Using fluorescence and X-rays to target FIBSEM acquisitions within multicellular specimens.

Correlative – Keynote Session 12:30 – 13:05 (Sydney Time) | Friday 19 Feb 2020

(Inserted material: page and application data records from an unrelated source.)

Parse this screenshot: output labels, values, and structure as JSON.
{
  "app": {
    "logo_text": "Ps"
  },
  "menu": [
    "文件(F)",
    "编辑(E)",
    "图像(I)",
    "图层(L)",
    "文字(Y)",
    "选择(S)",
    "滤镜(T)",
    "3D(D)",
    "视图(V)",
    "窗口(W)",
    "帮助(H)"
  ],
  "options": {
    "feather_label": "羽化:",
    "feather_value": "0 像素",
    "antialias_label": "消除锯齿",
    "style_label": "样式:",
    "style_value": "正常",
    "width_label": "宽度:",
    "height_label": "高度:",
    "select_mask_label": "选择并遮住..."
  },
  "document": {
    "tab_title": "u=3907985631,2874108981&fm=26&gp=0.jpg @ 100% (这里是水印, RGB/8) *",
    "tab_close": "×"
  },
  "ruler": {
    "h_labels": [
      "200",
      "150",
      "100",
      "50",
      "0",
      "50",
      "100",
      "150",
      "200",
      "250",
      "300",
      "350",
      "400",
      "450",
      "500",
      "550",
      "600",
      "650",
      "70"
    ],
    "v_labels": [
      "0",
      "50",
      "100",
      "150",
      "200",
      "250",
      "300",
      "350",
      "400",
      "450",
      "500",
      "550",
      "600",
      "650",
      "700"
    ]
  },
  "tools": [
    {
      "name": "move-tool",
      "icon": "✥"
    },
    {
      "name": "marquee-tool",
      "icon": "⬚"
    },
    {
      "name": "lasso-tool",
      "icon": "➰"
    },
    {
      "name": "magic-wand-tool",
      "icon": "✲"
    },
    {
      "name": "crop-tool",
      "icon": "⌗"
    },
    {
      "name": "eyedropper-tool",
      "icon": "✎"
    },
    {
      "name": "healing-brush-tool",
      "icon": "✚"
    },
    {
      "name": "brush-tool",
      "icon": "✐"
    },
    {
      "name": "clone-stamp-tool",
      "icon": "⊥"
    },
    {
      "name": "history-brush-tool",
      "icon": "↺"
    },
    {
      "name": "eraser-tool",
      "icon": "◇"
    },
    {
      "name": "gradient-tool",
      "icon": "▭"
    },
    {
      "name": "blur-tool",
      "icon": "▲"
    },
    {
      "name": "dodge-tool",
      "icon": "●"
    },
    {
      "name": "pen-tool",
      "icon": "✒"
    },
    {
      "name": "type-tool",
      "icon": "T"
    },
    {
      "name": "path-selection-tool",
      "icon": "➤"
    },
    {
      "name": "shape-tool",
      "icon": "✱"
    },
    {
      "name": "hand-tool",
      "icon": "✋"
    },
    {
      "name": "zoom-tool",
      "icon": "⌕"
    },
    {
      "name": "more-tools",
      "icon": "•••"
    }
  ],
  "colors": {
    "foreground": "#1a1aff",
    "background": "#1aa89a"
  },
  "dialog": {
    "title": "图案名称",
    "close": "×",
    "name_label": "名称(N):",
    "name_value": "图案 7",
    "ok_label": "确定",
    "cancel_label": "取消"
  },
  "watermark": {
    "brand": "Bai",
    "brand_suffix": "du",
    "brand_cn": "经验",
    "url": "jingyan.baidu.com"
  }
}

Volume scanning electron microscopy methods (vSEM) are powerful tools to study the complex ultrastructure of cells. Based on automated serial imaging of sequential resin sections (array tomography) or ablated block surface (SBEM and FIB-SEM), they uniquely capture organelle shapes and interactions to produce datasets that can lead to detailed morphological quantifications. Moreover, high resolution vSEM can be achieved on large samples, whether multicellular organisms or tissues, providing an opportunity to study cell interactions within their micro-environment. Such analysis are often performed on a subset of cells, selected for their particular phenotype or identity. Targeting the acquisition to these regions is thus valuable as it dramatically optimizes the acquisition time, sampling throughput and amount of data generated. Because direct targeting within the embedded specimen is almost impossible with a vSEM modality, correlative methods have been developed to establish the position of the volume of interest with precision.

This talk will describe the methods routinely used at EMBL to perform such targeting on various specimens ranging from mouse tissues to small model organisms. They rely on the combination of fluorescence microscopy, micro-CT or synchrotron based X-ray imaging, to establish a 3D map of the specimens to be imaged by FIB-SEM.


Dr Yannick Schwab

Dr Yannick Schwab

Team leader in Cell Biology and Biophysics Unit Head of the Electron Microscopy Core Facility EMBL

Yannick Schwab is a neuroscientist by training, graduating in 2001 at the University of Strasbourg, France. After two post-doctorates in Neurobiology (in Canada and in France), he joined in 2005 the staff of the Electron Microscopy facility at the IGBMC, Strasbourg, becoming its operational manager in 2009. During that time, he developed methods in Correlative Light and Electron Microscopy (CLEM) applied to cultured cells and to model organisms.

Yannick joined EMBL in 2012, as a team leader in the Cell Biology and Biophysics Unit and as head of the Electron Microscopy Core Facility (EMCF). The Schwab team is focused on methods development in volume CLEM, combining in particular fluorescence imaging of whole-mount specimens with volume EM. The EMCF offers access to a large portfolio of techniques in cellular EM, including ultrastructural analysis, 3D electron microscopy and CLEM on a variety of biological model systems.